11“Some commentators argue that some passages in Revelation reflect a ‘revival of Nero’ myth, especially Rev. 13:3-4‣ and 17:8‣, 11‣, which speak of the demise of the beast and subsequent revival. The Nero myth held that Nero would return from the dead and lead a Parthian army against the Roman Empire. If these texts reflect the myth, then Revelation is better dated later than earlier, since presumably it took time for the myth to arise, develop, and circulate after Nero’s death in 68 AD.”—Ibid., 17.
13Chilton, The Days of Vengeance, 39.
14Beckwith, The Apocalypse of John, 156.
15Alan F. Johnson, Revelation: The Expositor’s Bible Commentary (Grand Rapids, MI: Zondervan Publishing House, 1966), 4.
16Monty S. Mills, Revelations: An Exegetical Study of the Revelation to John (Dallas, TX: 3E Ministries, 1987), s.v. “Introduction.”
17Edward Hindson, Revelation: Unlocking the Future (Chattanooga, TN: AMG Publishers, 2002), 4.
18Merrill C. Tenney, Interpreting Revelation (Peabody, MA: Hendrickson Publishers, 1957), 137.
19Steve Gregg, Revelation Four Views: A Parallel Commentary (Nashville, TN: Thomas Nelson, 1997), 42.
20John MacArthur, ed., The MacArthur Study Bible (Nashville, TN: Word Publishing, 1997), 952.
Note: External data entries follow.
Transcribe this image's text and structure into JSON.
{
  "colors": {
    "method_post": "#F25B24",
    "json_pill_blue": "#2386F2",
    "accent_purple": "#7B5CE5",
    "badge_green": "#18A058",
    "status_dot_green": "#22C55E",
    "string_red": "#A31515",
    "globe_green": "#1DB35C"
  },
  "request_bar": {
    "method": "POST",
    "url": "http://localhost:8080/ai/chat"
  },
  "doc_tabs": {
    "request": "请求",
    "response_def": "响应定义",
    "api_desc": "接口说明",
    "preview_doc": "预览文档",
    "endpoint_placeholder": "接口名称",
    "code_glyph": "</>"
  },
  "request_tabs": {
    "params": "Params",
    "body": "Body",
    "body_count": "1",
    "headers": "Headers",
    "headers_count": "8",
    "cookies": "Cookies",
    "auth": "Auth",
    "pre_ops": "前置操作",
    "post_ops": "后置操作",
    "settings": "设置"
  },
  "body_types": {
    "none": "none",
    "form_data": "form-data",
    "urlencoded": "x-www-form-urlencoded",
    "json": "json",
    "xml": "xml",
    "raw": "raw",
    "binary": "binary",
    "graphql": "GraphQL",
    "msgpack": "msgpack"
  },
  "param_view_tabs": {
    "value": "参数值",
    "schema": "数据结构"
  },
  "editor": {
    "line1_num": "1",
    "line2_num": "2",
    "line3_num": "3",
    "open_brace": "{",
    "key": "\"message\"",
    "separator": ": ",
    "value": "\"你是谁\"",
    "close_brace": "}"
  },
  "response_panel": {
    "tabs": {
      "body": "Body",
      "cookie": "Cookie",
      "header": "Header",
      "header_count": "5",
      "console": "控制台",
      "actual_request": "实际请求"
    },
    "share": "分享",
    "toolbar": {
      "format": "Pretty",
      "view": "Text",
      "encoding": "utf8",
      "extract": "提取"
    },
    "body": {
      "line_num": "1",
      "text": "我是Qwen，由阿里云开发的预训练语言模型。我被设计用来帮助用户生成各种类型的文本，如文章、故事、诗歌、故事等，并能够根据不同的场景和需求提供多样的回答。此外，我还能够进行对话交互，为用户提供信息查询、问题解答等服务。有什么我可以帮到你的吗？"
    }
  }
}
21“The full text of The Didache was rediscovered little more than a hundred years ago, in a codex found in Constantinople in 1873. This document proves that those who actually lived through the events of A.D. 70 regarded Matthew 24:29-31—the entire Olivet Discourse—as yet-unfulfilled prophecy.”—John MacArthur, “Signs in the Sky,” in Tim LaHaye and Thomas Ice, eds., The End Times Controversy (Eugene, OR: Harvest House Publishers, 2003), 112.
22C. I. Scofield, The Scofield Study Bible (New York, NY: Oxford University Press, 2002, 1909), Rev. 1:1.
23John F. Walvoord, The Revelation of Jesus Christ (Chicago, IL: Moody Press, 1966), 21-23.
24Tenney, Interpreting Revelation, 194, 195.
25Mills, Revelations: An Exegetical Study of the Revelation to John, s.v. “Introduction.”